“The majority of these preservatives like formaldehyde, for instance, are not fat soluble, which means they’re soluble in water and come out in your urine,” said the Counsel. “So the majority of these things are not even stored in our body, they’re excreted. In order to have a level that’s high enough to be basically an overload that will then be stored in your body, levels would have to be so, so huge. No one is getting those levels, even with all the different products that you put on everyday.”
6. So how much of something would it take to make our insides look like a silo for chemicals?
“It’d take thirty thousand vats a day, or something like that, to get to even a somewhat storable level of some of these preservatives in a wash,” said a Counsel dermatologist. “So the question is, is there even a problem with these ingredients, which we don’t have evidence that there really is. But even if there was, are we getting enough that it’s even stored in our bodies? And the answer is no.”
7. Even more than with foundation (gasp), application method makes a big difference:
“We’re mindful that you’re not supposed to inhale certain products, so that’s why, when you may read about certain things that are delivered by spray form, they may be perfectly safe on the skin but you’re not supposed to inhale them,” said a Counsel dermatologist. “So you have to really research when something might be ‘dangerous,’ what exactly is it, so that you don’t extrapolate that it’s dangerous to put on the skin, because it may not be at all.”
8. The preservatives replacing parabens and silicones may not be quite as infamous, but they could be just as bad.
“Parabens are not all bad, and the things that they are being replaced with now are probably not the ideal thing,” said the Counsel. “They’re probably not tested as well as this class of compounds are.”
9. A little bit of multiple preservatives in sunscreen protects better than just one does.
“People are trying to do a little bit of a bunch of preservatives, so you’re not just getting one preservative, you’re really getting about four or five. And when you get that mixture, you have a better broad-spectrum efficacy.”
10. Products with silicone feel better—and are more likely to be used.
“I think the silicone issue is a very valid point, because there are biodegradability issues with it, but there’s also one of these other things: people love to have products that feel good,” said a Counsel dermatologist. “Silicones are not all bad; they’re different types of chemical structures. But the silicone question is a big one because you can formulate wonderful products, but if they’re not aesthetically pleasing, your consumer base and your patients will not use them.”

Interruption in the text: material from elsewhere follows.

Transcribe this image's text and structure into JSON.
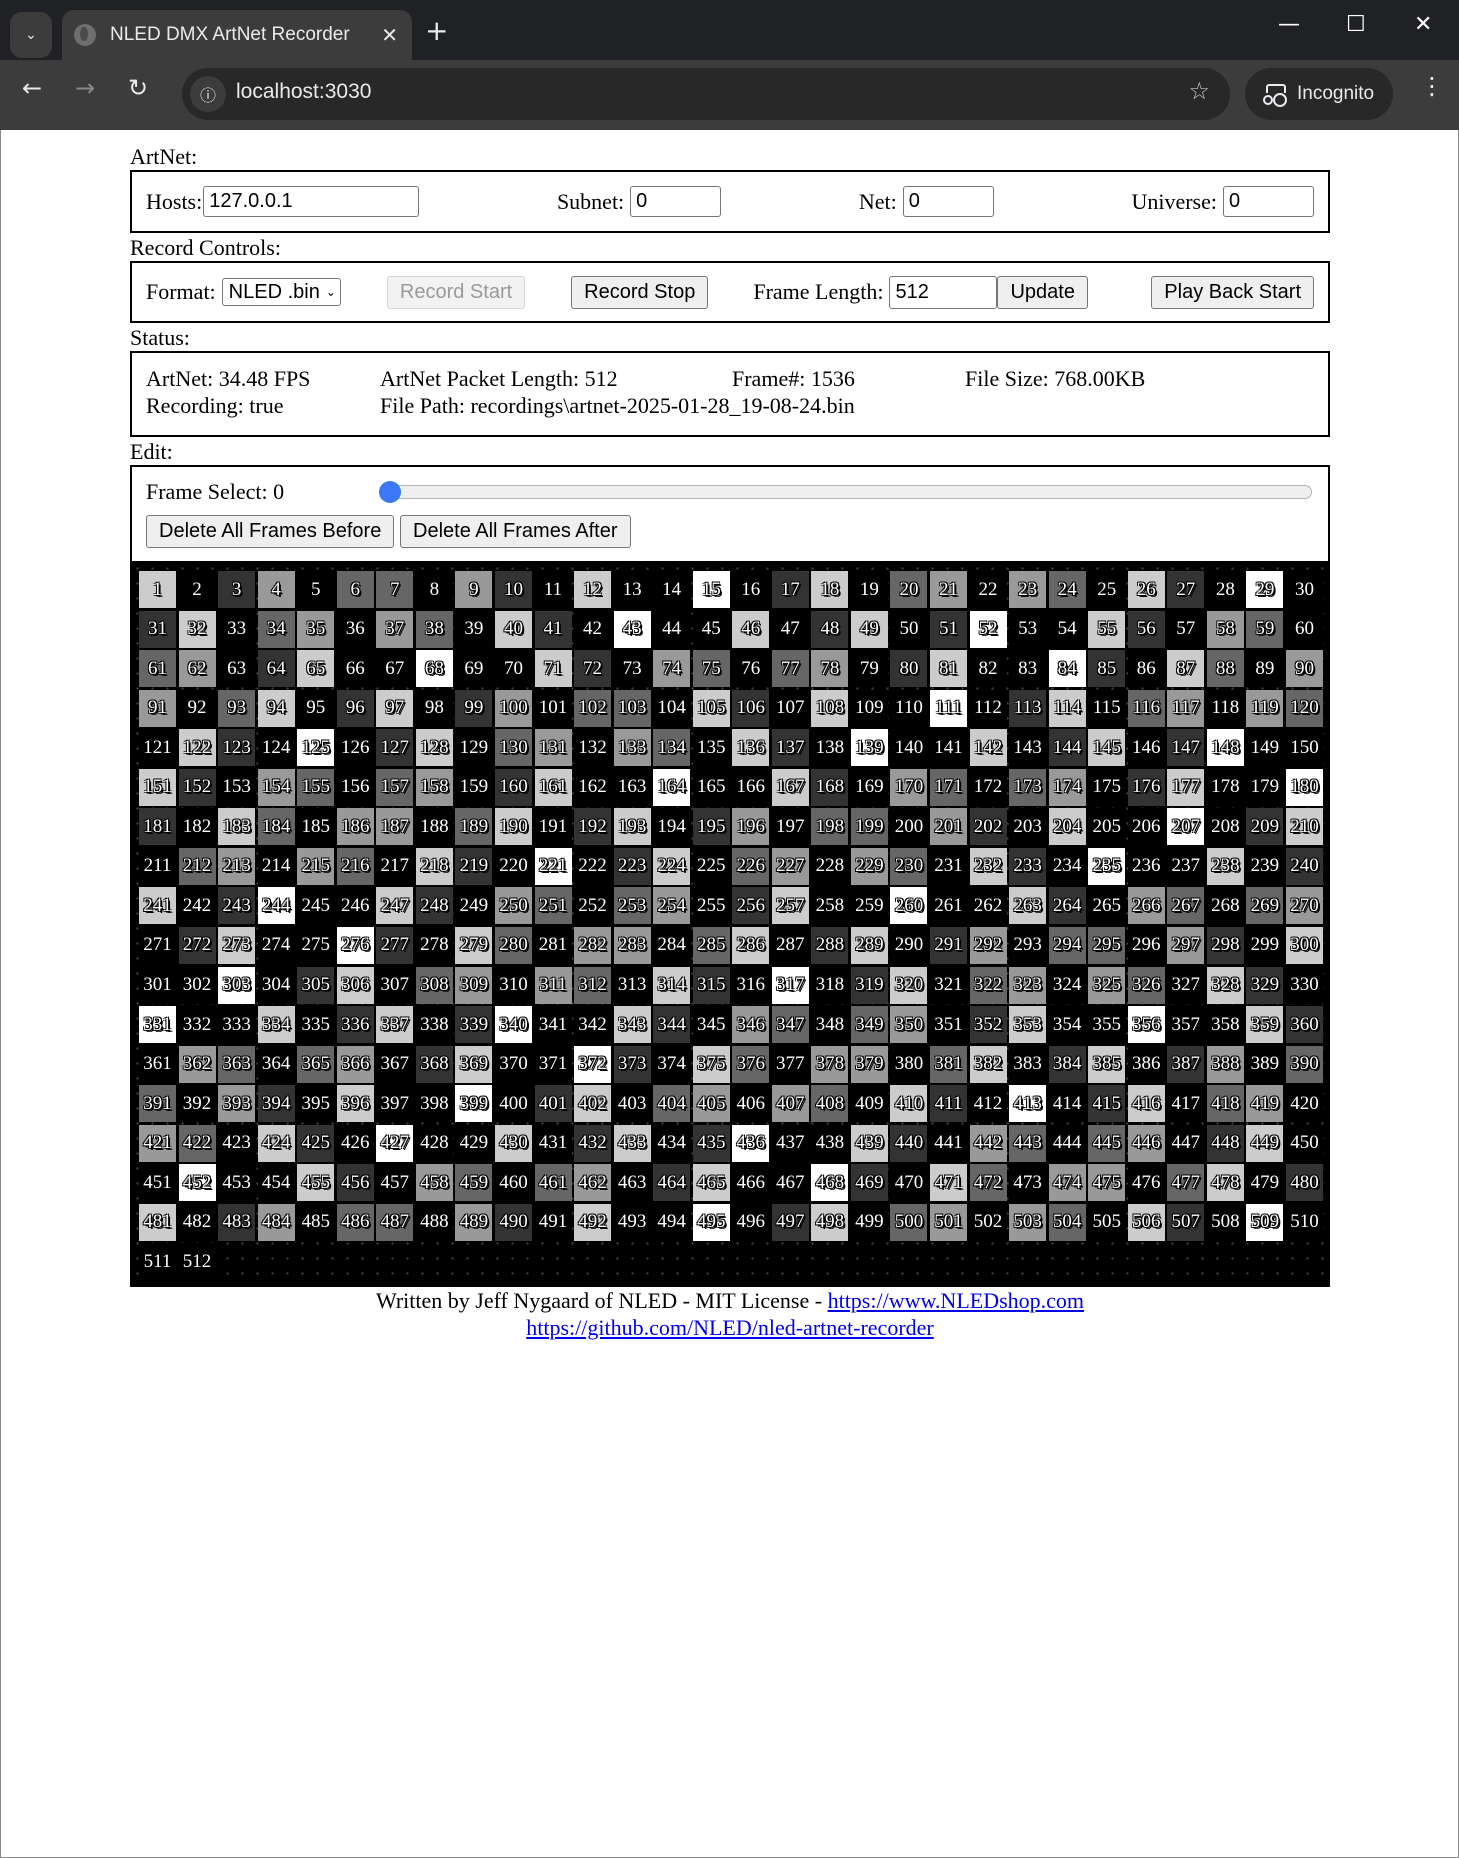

Image via Istock
To Learn More About Chemicals In Beauty Products:
Lawmakers Debate Making FDA Registration Mandatory For Cosmetic Companies
Turns Out Parabens May Be Safe After All
Can Your Beauty Products Harm You?